Food companies getting rich at the extreme detriment of their customer’s health is just plain irresponsible. And it’s going to take pressure, incentives and policies from all touch points to encourage and “role model” better eating habits … including the much overlooked portion size issue … which should be a very high social priority for the new administration. I’m not sure the President of the United States promoting the consumption of an entire bucket of KFC meets this criteria 🙂

This is not a partisan issue. Obesity is an equal opportunity silent killer among all Americans; young and old, rich and poor, White, Latino, Black, Asian American, LGBTQ. And where over-regulation has its pitfalls, healthy eating is an area that could use an injection of policies to reduce obesity and its associated illnesses in the U.S., and demonstrate leadership for the World where many countries are suffering the same fate.

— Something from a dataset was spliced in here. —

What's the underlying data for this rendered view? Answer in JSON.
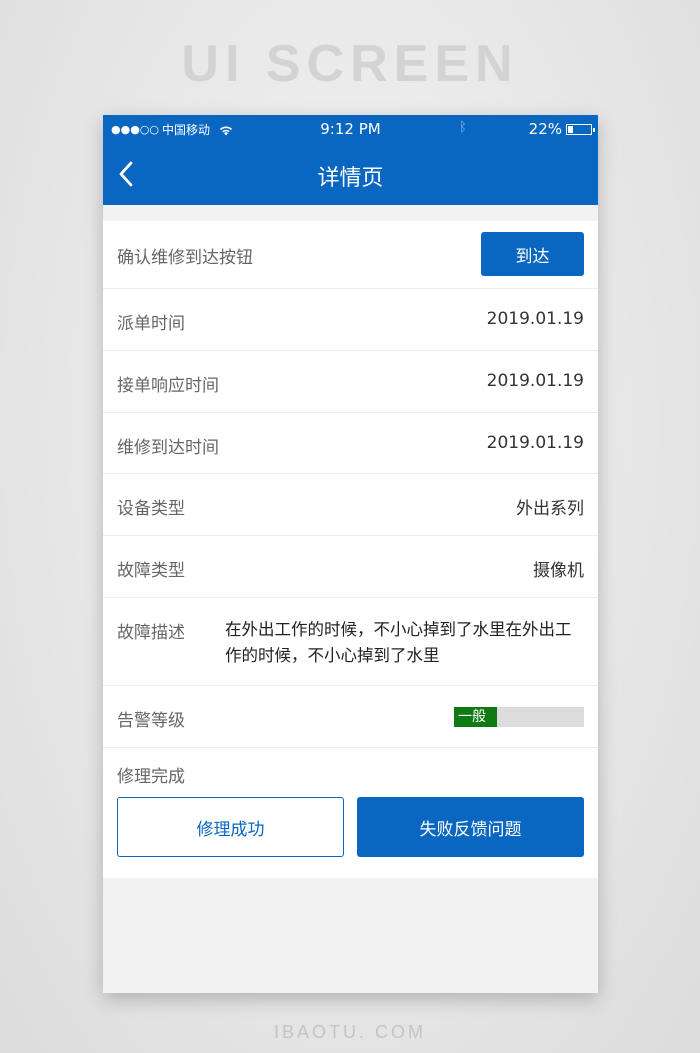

“Perhaps it’s time for an entirely different approach, one that emphasizes collaboration with the food and restaurant industries that are in part responsible for putting food on dinner tables.” Journal of the American Medical AssociationDr. Jody Zylke and Dr. Howard Bauchner

The quantity of food we each consume is a critical factor leading to weight gain and metabolic syndromes like diabetes. Only through radical change in this behavior will we be able to curb obesity and its associated diseases. And only through aggressive initiatives in public health policy, corporate responsibility in the food & beverage industry, and personal responsibility through better education, will we be able to conquer this deadly epidemic in support of healthier lifestyles for all Americans.

In a country where a startling 20% of children go to bed hungry every night, a re-distribution of our food source to food-insecure households seems like a worthy win-win goal to shoot for as one idea to attack the obesity challenge, and a greater source of satisfaction for all. QSR’s and consumer packaged food companies can play an active role in this strategy of reducing portion size, giving to the underfed population, which would improve their corporate reputations and long-term bottom lines.

These alarming findings on obesity and diabetes are not “alternative facts”, but the hard core reality of the public health crisis that is growing in our country. Everyone needs to bear responsibility, and take bold actions with the strong support of the food business industries, for the health and well-being of future generations.

“The physical and emotional health of an entire generation and the economic health and security of our nation is at stake. This isn’t the kind of problem that can be solved overnight, but with everyone working together, it can be solved. So, let’s move.” ~

 First Lady Michelle Obama

Mr. Goldman provides the following sources referenced in this piece: CDC, NIH, ADA, Forbes, Time Magazine, JAMA, ABC, CBS, NBC, FOX, CNN, Harvard School of Public Health,, Milken Institute, Lynda and Stewart Resnick Center for Public Health, Let's Move!
Steve Goldman
About the author: 

Steve Goldman is the President at World Wide Mind, a global creative communications firm. He’s held executive leadership roles with advertising, marketing and communications organizations such as BBDO and TBWA.  Mr. Goldman is a Member of the Advisory Board for the Christopher and Dana Reeve Foundation, and has contributed several articles to Executive Vine.  You can follow Steve on LinkedIn and Twitter.